NATO’s SecGen Jens Stoltenberg today warned the Russians about their violation of Turkish airspace in ongoing Russian air operations over Syria. History teaches us that large wars begin for many complex reasons, and that it was probably not Archduke Ferdinand’s shooting that spawned World War I. But there are now so many global flashpoints that we cannot rule out the notion that a conflict could break out simply based on circumstance.
Links and quotations for October 5, 2015: An artificial brain, changes at the TVA, and the war of the near-monopolies
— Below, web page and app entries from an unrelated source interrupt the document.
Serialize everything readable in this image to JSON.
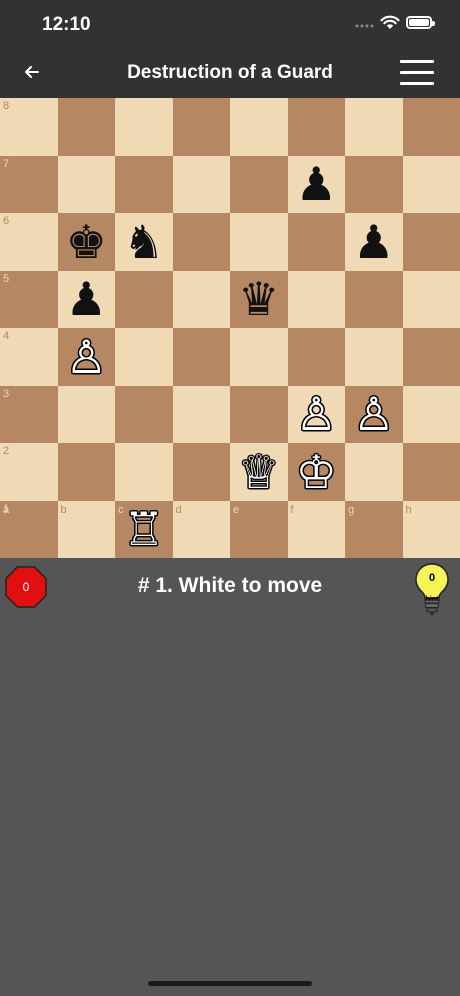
{
  "status": {
    "time": "12:10"
  },
  "nav": {
    "back_icon": "arrow-left-icon",
    "title": "Destruction of a Guard",
    "menu_icon": "hamburger-menu-icon"
  },
  "board": {
    "ranks": [
      "8",
      "7",
      "6",
      "5",
      "4",
      "3",
      "2",
      "1"
    ],
    "files": [
      "a",
      "b",
      "c",
      "d",
      "e",
      "f",
      "g",
      "h"
    ],
    "colors": {
      "light": "#f0d9b5",
      "dark": "#b58863"
    },
    "pieces": [
      {
        "square": "f7",
        "type": "pawn",
        "color": "black"
      },
      {
        "square": "b6",
        "type": "king",
        "color": "black"
      },
      {
        "square": "c6",
        "type": "knight",
        "color": "black"
      },
      {
        "square": "g6",
        "type": "pawn",
        "color": "black"
      },
      {
        "square": "b5",
        "type": "pawn",
        "color": "black"
      },
      {
        "square": "e5",
        "type": "queen",
        "color": "black"
      },
      {
        "square": "b4",
        "type": "pawn",
        "color": "white"
      },
      {
        "square": "f3",
        "type": "pawn",
        "color": "white"
      },
      {
        "square": "g3",
        "type": "pawn",
        "color": "white"
      },
      {
        "square": "e2",
        "type": "queen",
        "color": "white"
      },
      {
        "square": "f2",
        "type": "king",
        "color": "white"
      },
      {
        "square": "c1",
        "type": "rook",
        "color": "white"
      }
    ]
  },
  "info": {
    "mistakes_count": "0",
    "stop_color": "#e01010",
    "prompt": "# 1. White to move",
    "hint_count": "0",
    "hint_label": "hint",
    "hint_color": "#f5f55a"
  }
}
Microsoft co-founder Paul Allen is investing in building an artificial brain, prompting ever-relevant ethical debates about “runaway machine intelligence” and the perceived versus actual dangers of AI. That, why the TVA is shifting away from coal, how the silent warring among giant tech firms (“near-monopolies”) changes the economy, and more.
Ars Technica highlights a natural experiment in Switzerland suggesting “immigrants who gain citizenship in their new countries go on to have improved integration into the fabric of that country.” Of course, Switzerland is very different from America. Of course, of course, of course. But maybe the results would be even better here.
View related content: Carpe Diem
It’s been a couple of months and time now for my sixth “quarterly” spelling/punctuation/grammar rant of the year (see my last five here, here, here, here and here) on what I think is the most common spelling/punctuation/grammar/orthographic mistake in the English language — the misuse of it’s (or its’) for its — illustrated by the […]